Taxpayer-Funded Science: Rats, Cocaine, and Miles Davis Edition

Posted: Apr 19, 2012 4:31 PM

Last year, scientists made a crucial discovery: yes, coked-out rats are more likely to appreciate the complexities of Miles Davis than are sober rats. I can almost hear Jack Kerouac's "Duh," from beyond the grave.

The study was intended to further research on ending drug dependency, but its findings seem...redundant. And who foot the bill for this most pressing of experiments? Why, you, of course!

Taxpayers may feel kind of blue when they discover their dollars went to fund a study to determine rats like to bop to the music of Miles Davis while hopped up on cocaine.

The study, which was performed at Albany Medical College, drew jeers from the animal rights group In Defense of Animals and landed it on its top ten list of Real Ridiculous Research.

The research found that sober rats don’t really like music that much. After the silence, the rats liked Beethoven’s “Fur Elise” more than Miles Davis’s iconic jazz tune “Four.”

But when the rats were given doses of cocaine, their tasted shifted and they gravitated toward the jazz.

The studies, which were funded by the National Institute on Drug Abuse, were aimed at analyzing the links between pharmacology and neurology in drug abuse.

“These experiments... show that your tax dollars and animals’ lives are frivolously wasted on research that adds nothing to medical progress and tells us nothing we care to know — or didn't know already,” In Defense of Animals wrote in its introduction to the list.

Yes, it's good to know that our money is being spent in so many responsible ways. And this is but one example of the absurd scientific "causes" backed by public funding. In Defense of Animals has a list of ten of them here -- and warning, some of them are fairly graphic and gross (also note, despite linking to that site, I'm a fervent advocate for animal-rich diets).

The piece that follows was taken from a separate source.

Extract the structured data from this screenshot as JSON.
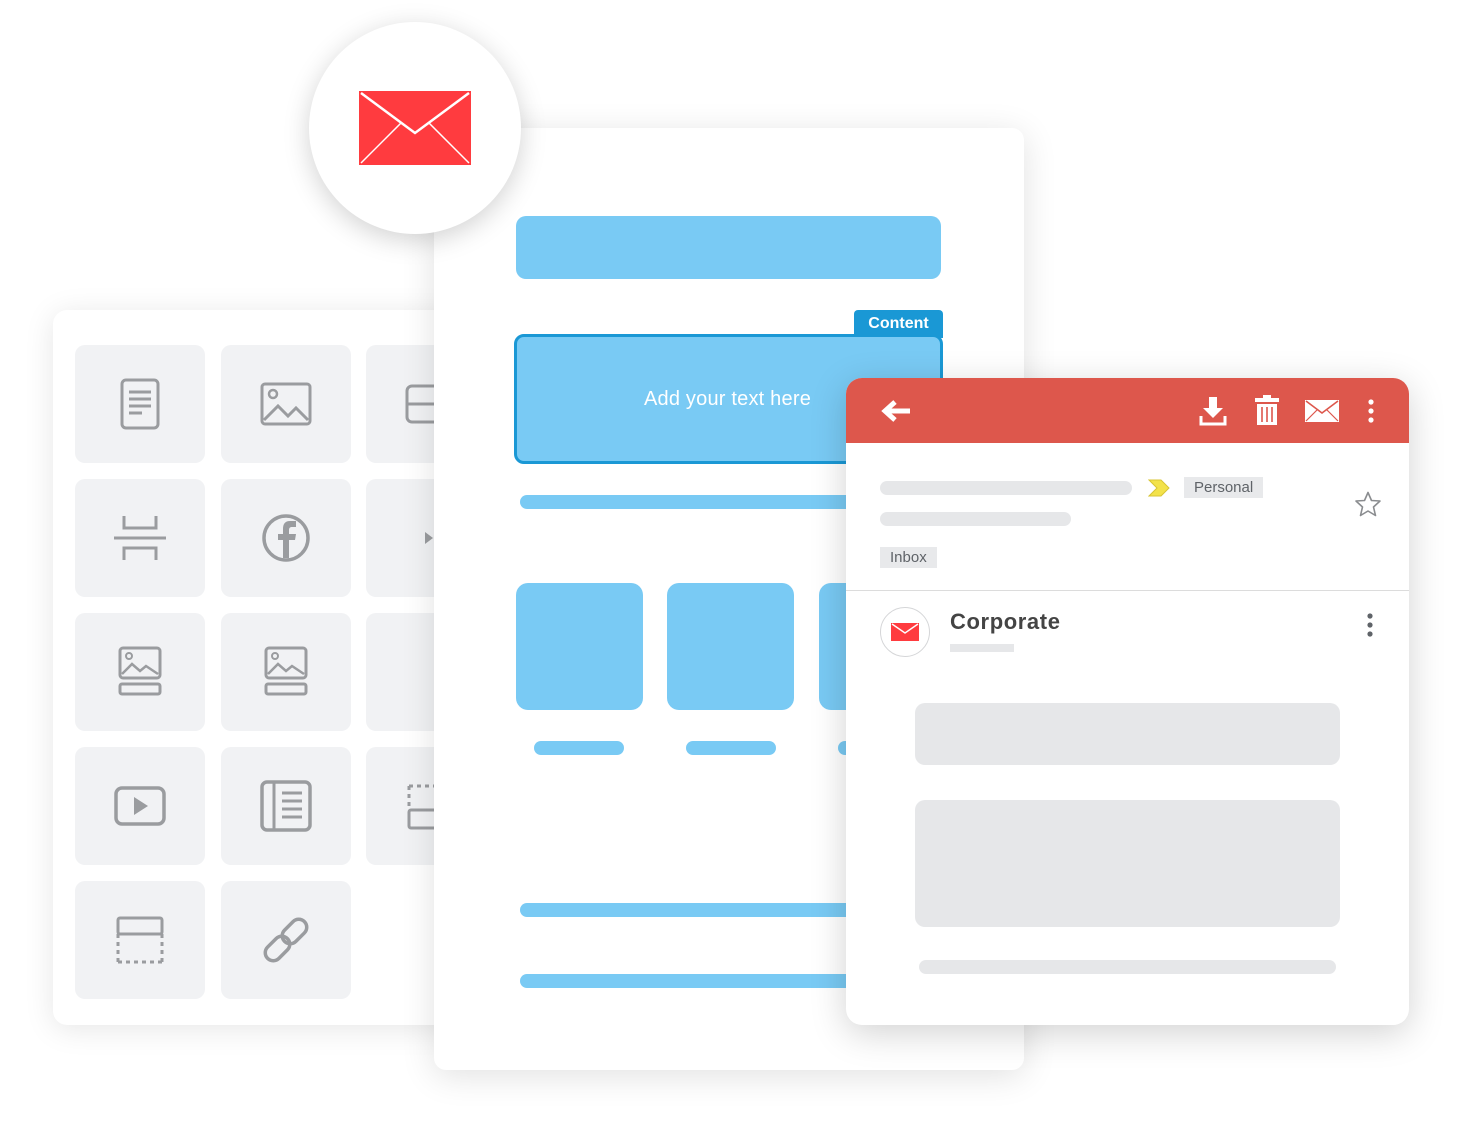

How about, instead of spending hundreds of thousands of dollars on lab rat benders, we put that money toward more worthy scientific endeavors? Or better yet, pay down that $15 trillion we owe?